For this investigation, researchers conducted a meta-analysis of previous studies to assess the impact of hypnotic interventions on people who were diagnosed with various forms of depression.
If you are feeling depressed, you may want to consider working with a professional who offers hypnosis, according to a recent study appearing in the American Journal of Clinical Hypnotherapy (AJCH).
In all, 197 records were screened across ten studies and thirteen trials. The results showed that persons who were depressed and received some form of clinical hypnotherapy saw a 76% improvement of their symptoms when compared to those in control groups (meaning no hypnotic interventions).
“Hypnotherapy is a wonderful way to complement traditional talk counseling. Hypnotherapy can help with addiction, anxiety, and depression,” she said.
“It is considered a complementary alternative medicine and a therapy that looks deep into your true self. Unfortunately, many would say that Western medicine treats the physical symptom where hypnotherapy treats the emotional source.
Hypnotherapy includes your mind, your body, and your spirit, and usually, sessions are a few hours and deep. You get to access your inner consciousness and work through very intense emotions from a calm, relaxed place,” adds Ziskind.
How hypnotherapy is used for depression
The critical thing to bear in mind with hypnotherapy is that clinicians use it as an adjunct to therapy and not as a standalone treatment.
Using this approach, CBT and hypnosis are used to help you to feel more relaxed and boost self-esteem. Additionally, this approach encourages positive mindfulness to lift mood.
As part of therapy, unhealthy cognitions are explored and disrupted.
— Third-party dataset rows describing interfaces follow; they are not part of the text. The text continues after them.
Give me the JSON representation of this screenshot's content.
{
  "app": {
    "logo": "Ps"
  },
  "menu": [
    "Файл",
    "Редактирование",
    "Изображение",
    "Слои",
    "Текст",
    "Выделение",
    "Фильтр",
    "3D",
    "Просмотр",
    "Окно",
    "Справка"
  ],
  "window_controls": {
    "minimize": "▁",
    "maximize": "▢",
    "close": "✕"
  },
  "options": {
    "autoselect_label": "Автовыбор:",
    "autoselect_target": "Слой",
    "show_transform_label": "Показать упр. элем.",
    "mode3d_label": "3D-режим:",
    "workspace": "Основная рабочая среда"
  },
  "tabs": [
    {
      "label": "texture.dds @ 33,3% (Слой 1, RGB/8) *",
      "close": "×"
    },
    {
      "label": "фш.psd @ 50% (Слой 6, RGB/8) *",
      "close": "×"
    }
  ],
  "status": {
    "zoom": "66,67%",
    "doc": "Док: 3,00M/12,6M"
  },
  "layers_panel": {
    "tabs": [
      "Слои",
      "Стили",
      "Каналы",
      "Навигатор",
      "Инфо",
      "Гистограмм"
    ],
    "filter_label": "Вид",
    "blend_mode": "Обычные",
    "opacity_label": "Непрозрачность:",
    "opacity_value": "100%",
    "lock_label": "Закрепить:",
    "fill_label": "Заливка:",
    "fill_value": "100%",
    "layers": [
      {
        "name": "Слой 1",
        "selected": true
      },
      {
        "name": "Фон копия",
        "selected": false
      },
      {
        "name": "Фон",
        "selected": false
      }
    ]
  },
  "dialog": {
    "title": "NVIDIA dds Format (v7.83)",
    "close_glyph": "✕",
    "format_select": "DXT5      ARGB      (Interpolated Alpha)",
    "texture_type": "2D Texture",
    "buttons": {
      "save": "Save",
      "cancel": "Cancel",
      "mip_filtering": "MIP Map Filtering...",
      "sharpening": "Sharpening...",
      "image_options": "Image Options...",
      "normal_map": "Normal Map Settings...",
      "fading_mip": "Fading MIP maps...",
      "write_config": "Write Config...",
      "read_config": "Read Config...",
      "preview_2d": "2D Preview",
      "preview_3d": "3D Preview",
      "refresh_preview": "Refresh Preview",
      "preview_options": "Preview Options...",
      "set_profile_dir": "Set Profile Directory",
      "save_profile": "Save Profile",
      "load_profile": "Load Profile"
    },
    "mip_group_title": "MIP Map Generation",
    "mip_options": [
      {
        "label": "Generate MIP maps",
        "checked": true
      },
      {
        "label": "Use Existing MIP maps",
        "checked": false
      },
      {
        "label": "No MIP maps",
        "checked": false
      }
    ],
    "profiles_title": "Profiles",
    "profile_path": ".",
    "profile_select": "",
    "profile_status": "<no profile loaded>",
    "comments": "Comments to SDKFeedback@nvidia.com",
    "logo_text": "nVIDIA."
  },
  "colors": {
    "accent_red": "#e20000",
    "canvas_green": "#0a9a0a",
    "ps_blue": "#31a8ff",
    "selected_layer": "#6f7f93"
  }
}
Later, post-hypnotic suggestions are applied to reaffirm healthier ways of thinking.
Previous research on the use of hypnotherapy has demonstrated hypnotic interventions may be helpful in reducing pain and anxiety after surgery.
Other lines of research have shown hypnotherapy to be beneficial with reducing feelings of panic and fear, particularly for people with a specific phobia.
Investigators for the AJCH study state, “The findings of our meta-analysis show that hypnosis is a very effective treatment for reducing the symptoms of depression.” Additionally, they say, “Our results suggest that the efficacy of hypnosis in treating depression is comparable to that of other psychological interventions for the problem.”
The researchers encourage clinicians to give serious consideration to the use of hypnosis as part of a comprehensive approach when working with depressed clients.
As with any study, there are limitations. Scientists for this investigation point out that some of the perceived benefits related to hypnosis may be linked to a phenomenon called the expectancy theory; a $10.00 term used to describe a dynamic where a person responds in affirmatively because they expect a benefit.
Here is an example.
Let’s say you are feeling anxious. As a result, I give you a “magic glass of water” and tell you that drinking it will make you calmer. Moments later, you take a few sips and instantly feel a sense of peace.
According to the expectancy theory, because you believed drinking that water would be beneficial, you immediately felt better.
But here is the thing – does it really matter if the expectancy theory somehow influences the outcome? At the end of the day, if there is a reduction in symptoms, isn’t that what matters?
It’s important to point out that hypnosis doesn’t work for everyone (investigators state this in the study). Still, it does appear that for some folks, hypnotic interventions, when combined with other forms of therapy, can help to reduce feelings of sadness.
When you take away the “woo-woo” factor (thanks to misrepresentations in popular culture), hypnosis really is nothing more than a natural, mindful approach to wellness.
Have you undergone hypnosis before to help treat depression or anxiety? If so, what was your experience? Share your comments in the box below.